A newly released climate science re-cap from the National Academy of Sciences and the Royal Society, in the United Kingdom, does little to add to the substantial and growing body of scientific evidence concerning climate change. But it does pair those two prestigious science organizations on behalf of that evidence, and that alone may make it somewhat notable.
The report is useful for another reason too: It’s a powerful tool bringing together in one place and in easily accessible form a body of understanding on the most important contemporary climate science matters. And it does so in a way most reasonably informed and “engaged” citizens likely can digest.
The 36-page overview of current understanding — “Climate Change: Evidence & Causes” — brought together an all-star list of American and British climate scientists as authors and reviewers. One of them, Brian Hoskins of Imperial College and the University of Reading in the U.K., participated remotely in a recent Academy/Royal Society release of the booklet. He characterized the current slow-down or “hiatus” in global warming as “what you would expect” in a variable climate, and not as a long-term prospect. Hoskins said it helps to see the variable climate and the effects of human-caused climate change as “a staircase and not a constant climb upward,” but with the trend definitely upward when it comes to global temperatures.
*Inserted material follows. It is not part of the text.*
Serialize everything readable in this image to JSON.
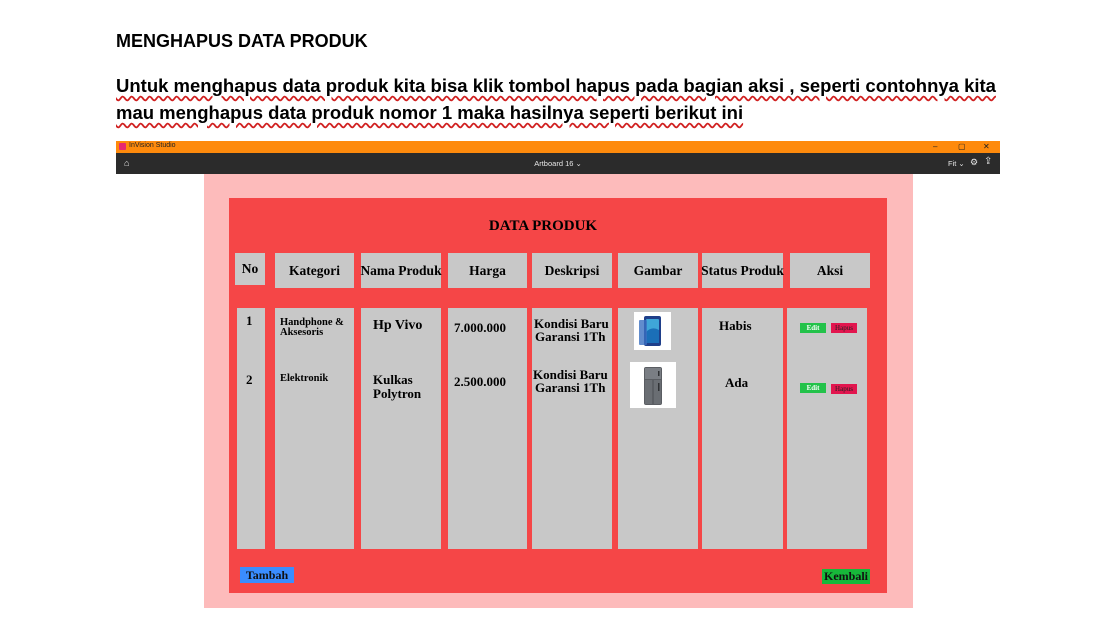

Asked what reporters or editors might find “new” in the report compared with existing scientific literature, Eric Wolff, the U.K. lead project author at the University of Cambridge, replied candidly that “not that much is new.”
That prompted a quick retort from PBS Newshour science correspondent Miles O’Brien, who hosted the Academy/Royal Society release event in Washington, D.C., even though he seldom if ever addresses climate change issues on the Newshour: “I think all the cameras just left from the back of the room,” O’Brien deadpanned.
Asked by O’Brien if in preparing the “plain-English” report the scientist/authors had found it challenging to “write in English,” lead Academy project author Inez Fung, of the University of California, Berkeley, replied that “I would have preferred to write equations, because they’re much more precise, and there’s no ambiguity.”
Hoskins’s response to that line of discussion: “Only when you don’t understand the issue can you not explain it in English.” And project participant Ben Santer, of the Lawrence Livermore National Laboratory, said that he is convinced that “a failure to explain in an understandable way is our problem, not that of the audience.”
O’Brien, taking a question from the audience during the Academy/Royal Society release event, asked the scientists how they go about accommodating the “newsroom psychology” involving what constitutes news. “Good luck with that one,” he chided, with Fung responding that a “constant stream of information” about the changing climate is essential and emphasizing the value of climate education generally.